Zena Simmons, a second-year medical student, has made global health a cornerstone of her education.
As an undergraduate student at Pepperdine University, she led mission trips to bring health care to the medically underserved in Latin America and other regions. She earned two master’s degrees – in biomedical sciences and in public health – from Charles R. Drew University of Medicine and Science in Los Angeles, where she focused on health disparities and research.
At the UC Davis School of Medicine, she is a Vice Chancellor’s Mission-based Advocacy Regional Community Health Scholar, a prestigious award for students who promote the UC Davis Health mission of improving lives and transforming health care.
Simmons’ passion for community health has caught the attention of National Medical Fellowships, which last month awarded her the 2020 Dr. Prentiss Taylor Scholarship.
The highly competitive scholarship is new this year. Simmons was the only student in the country to receive it – which shocked her.
“I was completely blown away,” Simmons said. “I called my mom and she was all, ‘I knew you would get it!’”
The $5,000 award is given to an underrepresented minority medical student who has demonstrated academic excellence, leadership and commitment to community service.
As a child growing up in New Jersey, Simmons looked forward to visiting the hospital where her mom worked as a cardiac technician, especially on the annual Take Your Child to Work Day.
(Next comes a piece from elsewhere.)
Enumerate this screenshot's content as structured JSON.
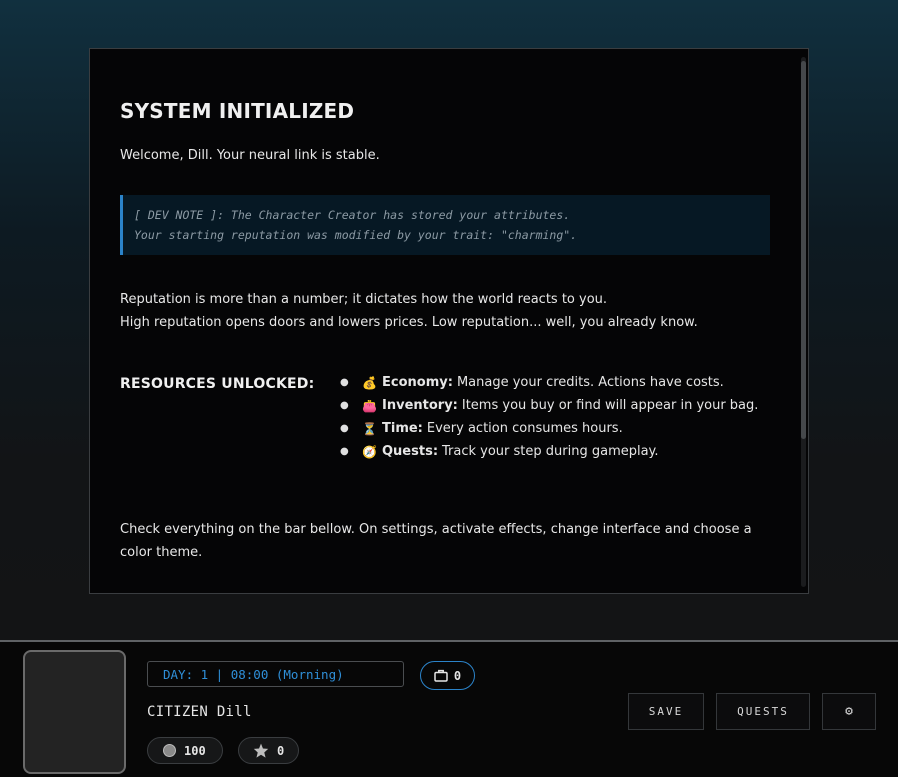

“I always knew I could see myself helping people through health care and healing,” she said.
She also envisioned herself living in California. She majored in sports medicine at Pepperdine while also taking a special interest in foreign languages (she’s fluent in French and Spanish), global health and international studies. During her undergraduate years she traveled extensively for study abroad programs through Europe, Mexico, the Caribbean and South America.
By incorporating mission trips within school curriculum, she initiated and led groups of fellow students to Fiji, Haiti and the Dominican Republic.
After completing both master’s degree programs at Charles R. Drew University of Medicine and Science, Simmons was hired as interim director of Student Affairs at the institution’s Mervyn M. Dymally School of Nursing. There, she expanded educational opportunities for students and created medical mission work for students to gain clinical hours abroad while helping some of the most impoverished communities in the world.
She also thrived in research, publishing studies on the effects of vitamin D on muscle growth and the cardiovascular effects of e-cigarettes.
Simmons chose to apply to UC Davis School of Medicine because it was a “perfect match” for her values, which include a desire to “address conditions that disproportionally affect under-resourced populations.”
She’s been active outside the lecture halls, as chair-elect of the California Medical Association-Medical Student Section and co-president of Organized Medicine, a UC Davis student interest group.
She’s interested in becoming an obstetrician-gynecologist.
Despite having visited more than 25 countries for mission work and international studies, Simmons pictures herself as a “stationary physician” where she can deliver health care to the medically underserved. She’s also drawn to health care policy and research.
But when she takes vacation time during her career, Simmons said, she’ll likely use it to perform mission work.